Externet Externet is online now
Senior Member
 
Join Date: Nov 2005
Location: Mideast USA
Posts: 480
Default

For a signal generator, I don't know. For an amplifier, try an oscilloscope channel A at input, channel B at output, invert B if not inverted output, and select A+B.
Adjust channel gain for minimum amplitude reading at maximum magnification. It may need adjusting delay setting. Will yield a qualitative waveform, not a % reading.
__________________
Abolish the deciBel !
Reply With Quote
  #9  
Old 11-12-2009, 06:54 PM
studiot's Avatar
studiot studiot is offline
E-book Developer
 
Join Date: Nov 2007
Location: Somerset UK
Posts: 4,014
Default

The thing to do to eyeball it in a scope is to use a dual channel.
Input the signal input to the amp into one channel
Take the output from the amp through a sharp filter to remove this frequency and amplify what's left 1000 or 10,000 times in the second channel.

You can see the distortion this way.
__________________
Do I look old?
I don't feel old.
I don't feel anything till noon.
Then it's time for my nap.
Reply With Quote
  #10  
Old 11-12-2009, 06:58 PM
Bill_Marsden's Avatar
Bill_Marsden Bill_Marsden is offline
Super Moderator
 
Join Date: Mar 2008
Location: Dallas, TX (GMT-5 w/ DST)
Posts: 19,069
Blog Entries: 5
Default

Sorry, no dual channels here. X and Y maybe, but have I mentioned how old my oscope is?

Another thought occurs, the PC sound card oscope can also be used as a spectrum analyzer, so I've heard.
__________________
..
"Good enough is enemy of the best." An old engineering saying, Author unknown.

General info:
If you have a question, please start a thread/topic. I do not provide gratis assistance via PM nor E-mail, as that would violate the intent of this Board, which is sharing knowledge ... and deprives you of other knowledgeable input. Thanks for the verbage Wookie.
Reply With Quote
Reply   Post New Thread

Tags
, , ,


Related Site Pages
Section Title
Worksheet Opamp oscillator circuits
Worksheet Design Project: audio media-based signal generator
Worksheet Performance-based assessments for AC circuit competencies
Worksheet Advanced electromagnetism and electromagnetic induction
Worksheet Passive filter circuits
Worksheet Mixed-frequency signals
Textbook Power quality measurement : Ac Metering Circuits
Textbook AC voltmeters and ammeters : Ac Metering Circuits
Textbook More on spectrum analysis : Mixed-frequency Ac Signals
Textbook Square wave signals : Mixed-frequency Ac Signals

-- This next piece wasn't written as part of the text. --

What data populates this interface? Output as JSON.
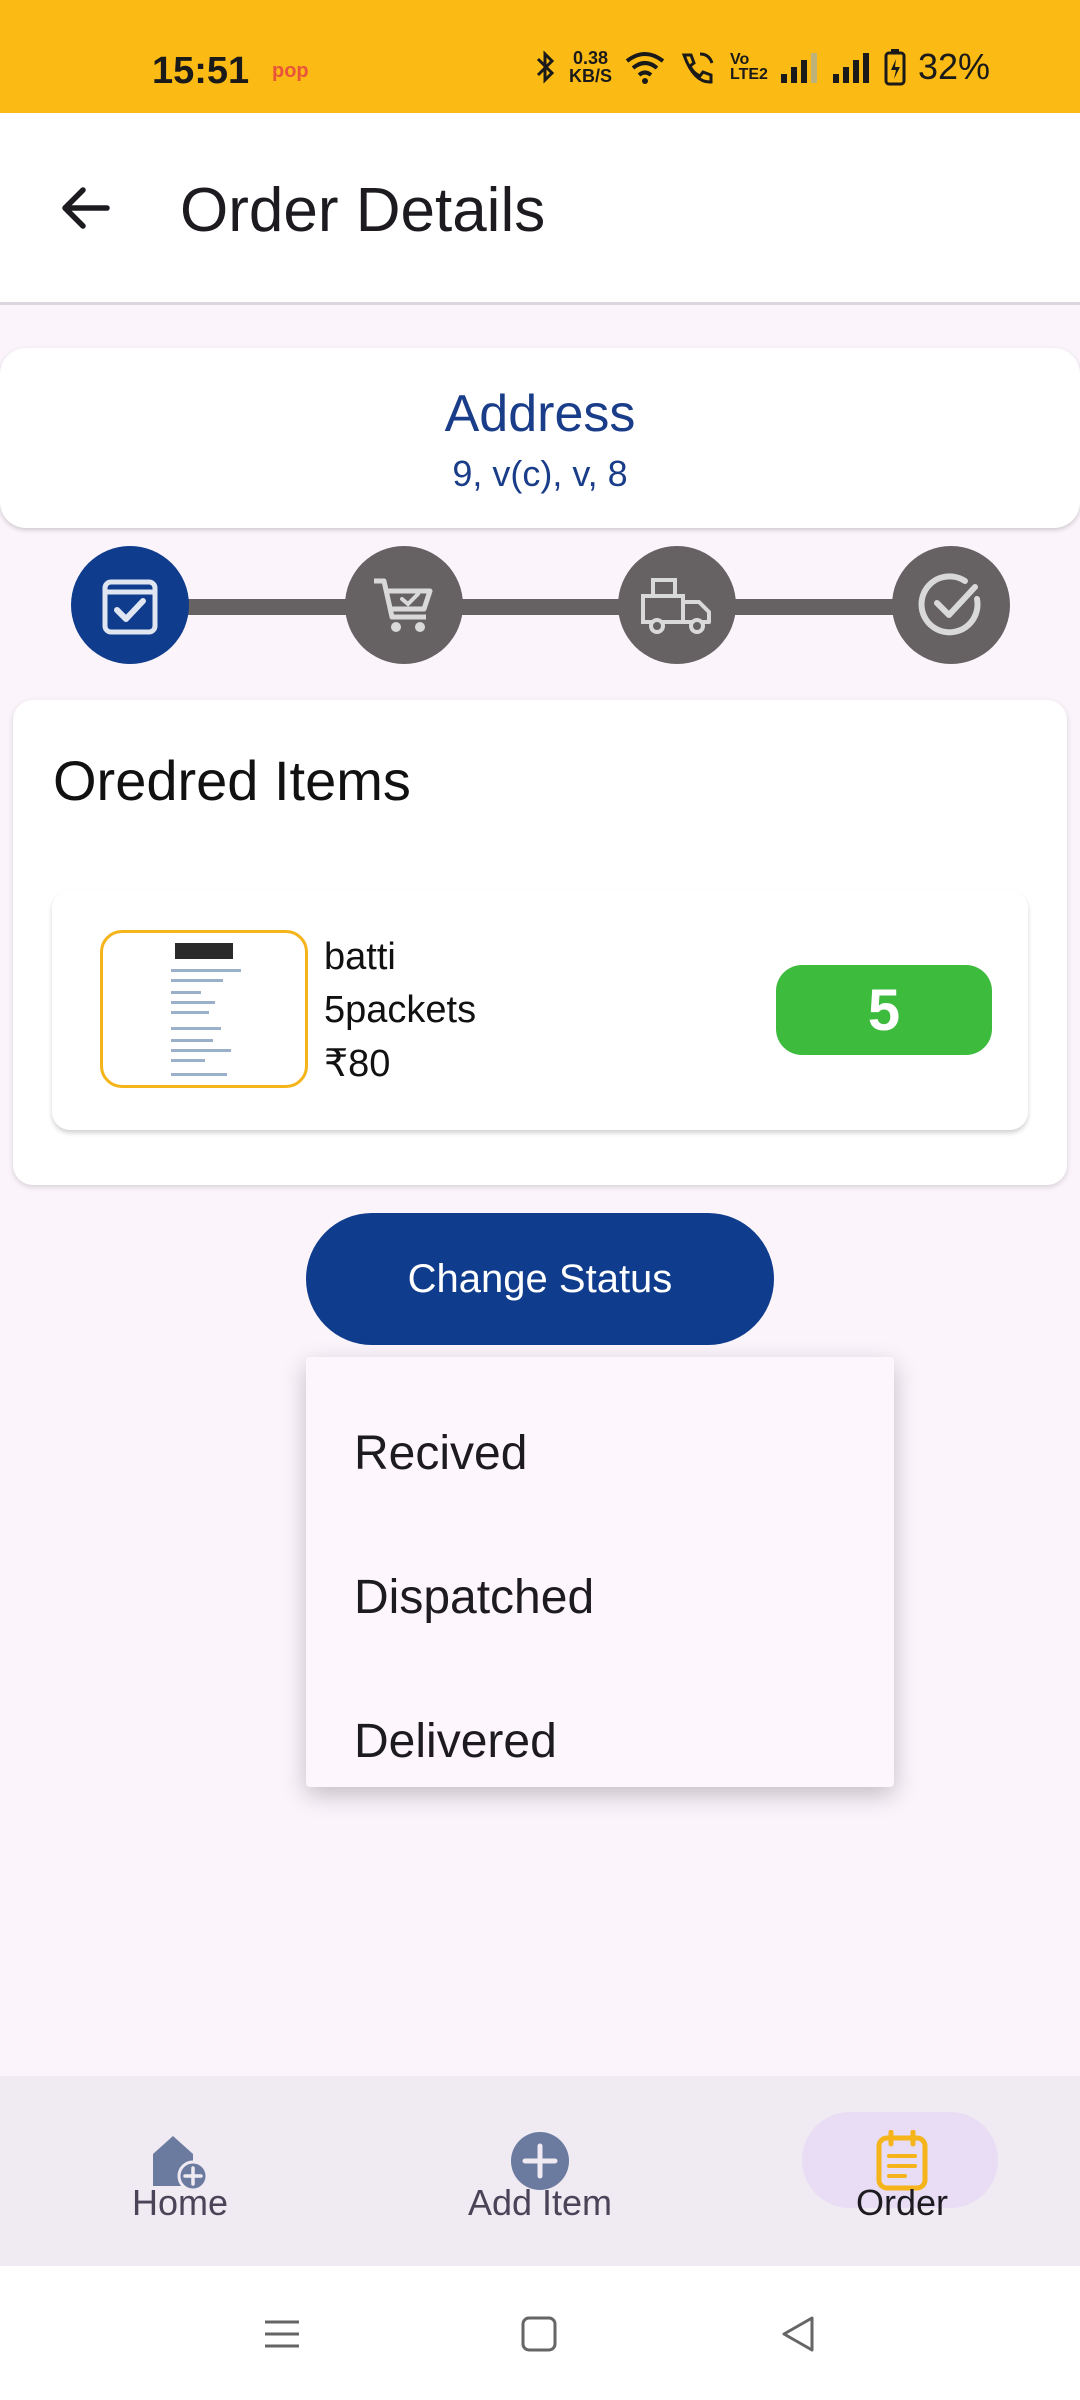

Similar Threads
Thread Thread Starter Forum Replies Last Post
AC sine wave to DC square wave, newb, saw a similar thread SpeedEuphoria General Electronics Chat 11 05-01-2010 12:28 AM
triangular to sine wave kahafeez The Projects Forum 13 12-16-2008 07:27 PM
changing a modified sine wave to true sine wave using simulink hyde6666 The Projects Forum 0 07-15-2008 06:35 PM
Harmonic Distortion of Sine Wave bipin General Electronics Chat 4 05-07-2004 09:13 AM
Harmonic Distortion of Sine Wave bipin General Electronics Chat 1 04-29-2004 04:03 PM

Thread Tools
Display Modes

Posting Rules
You may not post new threads
You may not post replies
You may not post attachments
You may not edit your posts

BB code is On
Smilies are On
[IMG] code is On
HTML code is Off

Forum Jump


All times are GMT. The time now is 08:57 PM.


User-posted content, unless source quoted, is licensed under a Creative Commons Public Domain License.
Powered by vBulletin
Copyright ©2000 - 2014, vBulletin Solutions, Inc.